Identify every line in the records below that contains the word "initials", and copy each of those lines.

Start of Provided information

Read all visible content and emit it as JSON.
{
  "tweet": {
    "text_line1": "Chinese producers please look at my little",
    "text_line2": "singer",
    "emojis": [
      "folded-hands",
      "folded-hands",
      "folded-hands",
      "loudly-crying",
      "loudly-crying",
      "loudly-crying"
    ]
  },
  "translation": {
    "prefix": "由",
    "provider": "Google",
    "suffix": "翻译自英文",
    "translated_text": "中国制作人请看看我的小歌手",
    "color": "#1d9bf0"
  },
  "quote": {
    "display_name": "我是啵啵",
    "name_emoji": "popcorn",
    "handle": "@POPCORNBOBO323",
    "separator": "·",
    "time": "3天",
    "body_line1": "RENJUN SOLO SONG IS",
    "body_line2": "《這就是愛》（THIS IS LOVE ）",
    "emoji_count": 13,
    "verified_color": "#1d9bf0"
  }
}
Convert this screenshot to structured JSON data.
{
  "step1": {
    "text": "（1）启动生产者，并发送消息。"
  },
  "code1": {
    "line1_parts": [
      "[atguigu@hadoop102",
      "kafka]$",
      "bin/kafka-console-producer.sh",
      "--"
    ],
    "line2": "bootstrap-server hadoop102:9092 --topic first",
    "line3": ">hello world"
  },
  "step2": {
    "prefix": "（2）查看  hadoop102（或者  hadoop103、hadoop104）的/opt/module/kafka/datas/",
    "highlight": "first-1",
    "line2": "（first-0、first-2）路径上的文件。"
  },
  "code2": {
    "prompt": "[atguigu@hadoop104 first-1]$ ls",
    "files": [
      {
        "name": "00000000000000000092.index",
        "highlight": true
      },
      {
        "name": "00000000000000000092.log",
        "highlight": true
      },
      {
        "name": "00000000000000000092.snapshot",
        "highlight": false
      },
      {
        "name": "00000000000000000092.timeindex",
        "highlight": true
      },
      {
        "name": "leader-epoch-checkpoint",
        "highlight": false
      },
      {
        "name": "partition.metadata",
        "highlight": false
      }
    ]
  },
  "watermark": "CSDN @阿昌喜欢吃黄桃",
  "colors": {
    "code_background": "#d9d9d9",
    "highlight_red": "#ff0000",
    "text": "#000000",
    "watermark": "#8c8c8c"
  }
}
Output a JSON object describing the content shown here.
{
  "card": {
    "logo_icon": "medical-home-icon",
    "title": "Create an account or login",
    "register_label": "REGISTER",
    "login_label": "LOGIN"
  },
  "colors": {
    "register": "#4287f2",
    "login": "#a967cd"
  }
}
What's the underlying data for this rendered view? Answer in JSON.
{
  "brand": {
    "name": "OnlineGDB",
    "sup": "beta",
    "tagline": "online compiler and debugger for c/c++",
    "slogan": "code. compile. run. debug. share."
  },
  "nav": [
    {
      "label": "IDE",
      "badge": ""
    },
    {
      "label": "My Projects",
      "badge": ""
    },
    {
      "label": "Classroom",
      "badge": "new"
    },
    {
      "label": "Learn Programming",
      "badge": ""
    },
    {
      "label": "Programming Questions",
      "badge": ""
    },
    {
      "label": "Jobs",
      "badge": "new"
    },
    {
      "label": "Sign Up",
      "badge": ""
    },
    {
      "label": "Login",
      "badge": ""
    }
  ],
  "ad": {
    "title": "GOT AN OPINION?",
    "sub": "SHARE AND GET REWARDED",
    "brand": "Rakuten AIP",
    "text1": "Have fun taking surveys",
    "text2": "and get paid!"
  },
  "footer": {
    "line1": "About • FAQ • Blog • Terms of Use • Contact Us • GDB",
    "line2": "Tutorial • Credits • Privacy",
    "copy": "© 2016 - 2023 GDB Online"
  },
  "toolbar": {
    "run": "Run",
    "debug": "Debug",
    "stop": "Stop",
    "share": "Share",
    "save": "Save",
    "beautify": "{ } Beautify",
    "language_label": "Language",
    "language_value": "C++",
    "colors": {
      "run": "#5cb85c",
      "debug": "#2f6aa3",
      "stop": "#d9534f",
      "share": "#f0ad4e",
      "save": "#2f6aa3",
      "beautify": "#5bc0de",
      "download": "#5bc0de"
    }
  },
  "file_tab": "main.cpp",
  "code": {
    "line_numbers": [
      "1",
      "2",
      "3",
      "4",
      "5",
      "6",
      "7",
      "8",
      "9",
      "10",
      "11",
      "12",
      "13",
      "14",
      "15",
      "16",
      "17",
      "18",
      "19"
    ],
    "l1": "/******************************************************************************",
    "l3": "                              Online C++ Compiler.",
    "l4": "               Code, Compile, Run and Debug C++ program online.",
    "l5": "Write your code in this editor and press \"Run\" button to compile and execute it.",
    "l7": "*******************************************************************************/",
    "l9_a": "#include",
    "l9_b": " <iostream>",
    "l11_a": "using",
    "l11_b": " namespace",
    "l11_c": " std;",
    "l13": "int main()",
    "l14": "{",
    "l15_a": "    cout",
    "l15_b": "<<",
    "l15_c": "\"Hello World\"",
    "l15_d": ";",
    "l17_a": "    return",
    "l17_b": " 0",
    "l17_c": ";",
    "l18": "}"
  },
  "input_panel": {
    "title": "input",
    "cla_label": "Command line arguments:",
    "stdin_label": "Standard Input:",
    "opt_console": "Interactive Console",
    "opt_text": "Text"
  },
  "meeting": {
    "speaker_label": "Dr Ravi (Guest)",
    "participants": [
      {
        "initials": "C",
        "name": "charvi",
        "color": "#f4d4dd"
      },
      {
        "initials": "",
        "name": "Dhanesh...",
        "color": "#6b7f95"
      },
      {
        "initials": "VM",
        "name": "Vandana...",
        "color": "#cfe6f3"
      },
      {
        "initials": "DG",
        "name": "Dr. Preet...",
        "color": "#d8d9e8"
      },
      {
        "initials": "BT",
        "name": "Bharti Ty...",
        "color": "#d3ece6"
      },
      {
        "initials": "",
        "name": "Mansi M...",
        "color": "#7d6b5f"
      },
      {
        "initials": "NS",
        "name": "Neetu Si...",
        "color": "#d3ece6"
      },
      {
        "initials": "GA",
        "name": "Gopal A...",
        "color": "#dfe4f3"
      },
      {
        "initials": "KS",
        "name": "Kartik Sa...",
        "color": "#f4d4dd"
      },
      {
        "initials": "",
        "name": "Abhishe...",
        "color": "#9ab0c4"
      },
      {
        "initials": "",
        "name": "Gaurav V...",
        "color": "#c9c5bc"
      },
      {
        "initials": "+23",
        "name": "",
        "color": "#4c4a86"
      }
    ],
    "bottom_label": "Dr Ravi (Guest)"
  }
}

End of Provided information

**Exercise answer**
        "initials": "C",
        "initials": "",
        "initials": "VM",
        "initials": "DG",
        "initials": "BT",
        "initials": "",
        "initials": "NS",
        "initials": "GA",
        "initials": "KS",
        "initials": "",
        "initials": "",
        "initials": "+23",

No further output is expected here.